• TASK BRIEF
All lines with the word "time" are to be found and copied from the listing.

↓↓↓

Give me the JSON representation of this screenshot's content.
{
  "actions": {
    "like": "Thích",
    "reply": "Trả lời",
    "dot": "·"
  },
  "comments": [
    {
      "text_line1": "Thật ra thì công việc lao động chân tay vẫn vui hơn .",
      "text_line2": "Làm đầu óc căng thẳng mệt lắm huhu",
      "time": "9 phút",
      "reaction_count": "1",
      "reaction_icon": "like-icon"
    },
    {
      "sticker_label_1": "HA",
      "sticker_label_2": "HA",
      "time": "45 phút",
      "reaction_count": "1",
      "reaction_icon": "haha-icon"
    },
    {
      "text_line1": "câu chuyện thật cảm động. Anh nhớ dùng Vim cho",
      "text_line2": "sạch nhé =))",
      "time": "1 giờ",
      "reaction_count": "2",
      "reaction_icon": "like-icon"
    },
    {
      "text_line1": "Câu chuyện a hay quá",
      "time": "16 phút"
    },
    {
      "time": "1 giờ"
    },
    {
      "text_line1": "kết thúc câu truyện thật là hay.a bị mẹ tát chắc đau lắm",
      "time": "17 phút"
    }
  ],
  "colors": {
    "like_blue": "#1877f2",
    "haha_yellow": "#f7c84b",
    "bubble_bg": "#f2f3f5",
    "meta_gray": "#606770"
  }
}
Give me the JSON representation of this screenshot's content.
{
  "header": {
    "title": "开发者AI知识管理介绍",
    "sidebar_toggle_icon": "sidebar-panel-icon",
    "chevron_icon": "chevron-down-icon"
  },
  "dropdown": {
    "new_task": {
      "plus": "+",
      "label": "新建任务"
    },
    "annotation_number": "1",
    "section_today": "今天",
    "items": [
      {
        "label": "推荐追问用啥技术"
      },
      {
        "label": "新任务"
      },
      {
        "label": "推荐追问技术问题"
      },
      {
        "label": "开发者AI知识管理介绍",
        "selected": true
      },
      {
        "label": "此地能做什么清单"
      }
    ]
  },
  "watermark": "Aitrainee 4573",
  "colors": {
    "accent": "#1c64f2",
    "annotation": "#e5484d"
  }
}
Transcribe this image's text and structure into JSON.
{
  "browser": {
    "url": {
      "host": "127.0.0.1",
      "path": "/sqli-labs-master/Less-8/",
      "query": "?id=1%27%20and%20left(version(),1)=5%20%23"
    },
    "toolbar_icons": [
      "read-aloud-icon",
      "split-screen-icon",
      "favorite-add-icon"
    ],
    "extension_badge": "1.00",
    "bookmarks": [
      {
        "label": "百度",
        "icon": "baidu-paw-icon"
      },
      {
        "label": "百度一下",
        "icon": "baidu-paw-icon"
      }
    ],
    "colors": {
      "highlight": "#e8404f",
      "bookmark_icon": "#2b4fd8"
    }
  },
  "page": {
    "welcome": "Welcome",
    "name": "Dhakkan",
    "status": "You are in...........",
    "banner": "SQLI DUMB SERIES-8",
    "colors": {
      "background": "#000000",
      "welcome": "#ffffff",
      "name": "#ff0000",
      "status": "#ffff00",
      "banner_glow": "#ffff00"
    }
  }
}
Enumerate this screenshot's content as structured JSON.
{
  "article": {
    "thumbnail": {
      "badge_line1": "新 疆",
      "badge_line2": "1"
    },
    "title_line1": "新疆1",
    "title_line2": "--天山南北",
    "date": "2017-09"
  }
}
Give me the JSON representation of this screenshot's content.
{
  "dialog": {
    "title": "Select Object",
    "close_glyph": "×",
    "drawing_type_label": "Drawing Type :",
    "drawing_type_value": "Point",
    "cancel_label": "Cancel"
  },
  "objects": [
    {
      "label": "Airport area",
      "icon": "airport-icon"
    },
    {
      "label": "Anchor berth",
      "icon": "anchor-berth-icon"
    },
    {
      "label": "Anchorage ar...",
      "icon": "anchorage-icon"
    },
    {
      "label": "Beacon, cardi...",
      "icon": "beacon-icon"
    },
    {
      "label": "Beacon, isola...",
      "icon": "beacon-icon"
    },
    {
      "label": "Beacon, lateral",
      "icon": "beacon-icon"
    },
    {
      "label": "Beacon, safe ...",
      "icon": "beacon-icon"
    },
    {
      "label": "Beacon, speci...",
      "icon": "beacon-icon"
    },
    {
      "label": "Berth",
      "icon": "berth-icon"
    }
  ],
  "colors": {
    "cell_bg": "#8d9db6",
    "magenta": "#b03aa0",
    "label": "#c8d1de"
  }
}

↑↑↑

• SOLUTION
      "time": "9 phút",
      "time": "45 phút",
      "time": "1 giờ",
      "time": "16 phút"
      "time": "1 giờ"
      "time": "17 phút"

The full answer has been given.